This information was forwarded to me by a Siskiyou County resident:
Recently a friend told me she called Pacific Power and spoke to a PP representative named Kristy [the ‘Metering Manager’ — Admin22] who told her that, “analog meters are on their way out.” This is not what Kristy told me when I called; she said “we will only replace your analog meter if there are safety concerns regarding meter readers (such as difficult access or dogs) and that they would notify the customer first.”
She also told my friend that, “there is no opting out on the non-transmitting meters.” She didn’t tell me this. Pacific Power’s responses seem to change from caller to caller. In the film, Take Back Your Power, they spoke about the problem with the switched mode power supply, which creates dirty electricity throughout your home, and apparently even the non-transmitting meters have this feature [switched mode power supply] built into them also. Please see this post from:
What about ‘digital’ meters that don’t contain radio transmitters? Utilities, in responding to a medical complaint, sometimes offer to install a “non-transmitting digital meter” such as the Centron meter by Itron. Don’t be fooled. There is a reason the utility is offering you this instead of the safe and time-tested analog meter. These digital meters are just another kind of ‘smart meter’. They can make you sick too because of the ‘switched mode power supply’ they contain, and they also invade your privacy. The only difference is your data may be downloaded monthly by a meter reader using the optical port on the face of the meter.

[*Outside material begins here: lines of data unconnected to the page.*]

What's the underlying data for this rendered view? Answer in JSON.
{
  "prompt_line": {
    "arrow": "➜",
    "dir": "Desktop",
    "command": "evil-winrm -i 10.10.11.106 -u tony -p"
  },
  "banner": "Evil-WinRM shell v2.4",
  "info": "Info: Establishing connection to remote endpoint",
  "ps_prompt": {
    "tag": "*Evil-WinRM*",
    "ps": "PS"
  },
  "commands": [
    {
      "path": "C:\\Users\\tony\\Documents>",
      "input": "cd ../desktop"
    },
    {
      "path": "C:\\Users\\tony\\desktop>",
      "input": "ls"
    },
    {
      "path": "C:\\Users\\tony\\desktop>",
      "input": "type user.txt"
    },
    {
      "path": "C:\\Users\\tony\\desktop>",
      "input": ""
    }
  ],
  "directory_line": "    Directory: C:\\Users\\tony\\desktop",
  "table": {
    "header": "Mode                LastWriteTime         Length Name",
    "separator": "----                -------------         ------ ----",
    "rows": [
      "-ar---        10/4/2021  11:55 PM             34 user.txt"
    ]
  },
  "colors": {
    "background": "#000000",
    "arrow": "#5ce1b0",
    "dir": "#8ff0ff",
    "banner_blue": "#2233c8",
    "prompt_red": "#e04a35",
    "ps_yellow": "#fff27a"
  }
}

It is important to keep our eyes on the ball here. Pacific Power is saying conflicting things to people who call. Please post what Pacific Power said to you in the comments. We have to keep each other informed of how many different versions they are saying to different people.

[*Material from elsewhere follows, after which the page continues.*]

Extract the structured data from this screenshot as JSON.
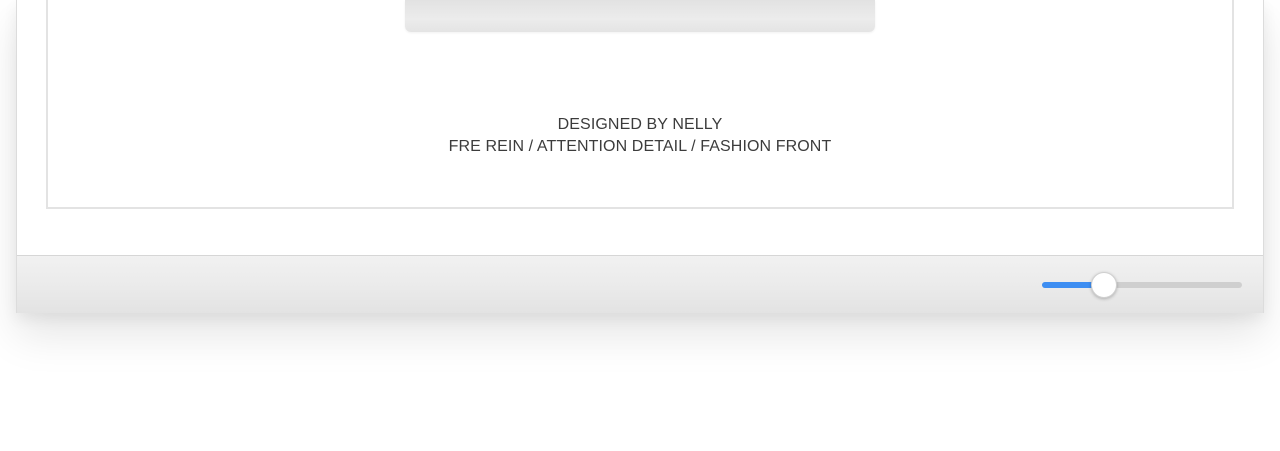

The key thing to remember is that they are telling you their policy. It is not the law, and considering that conflicting statements can’t all be true, it is not the truth. We can and will pursue our rights here: public health, private property, and privacy are all key.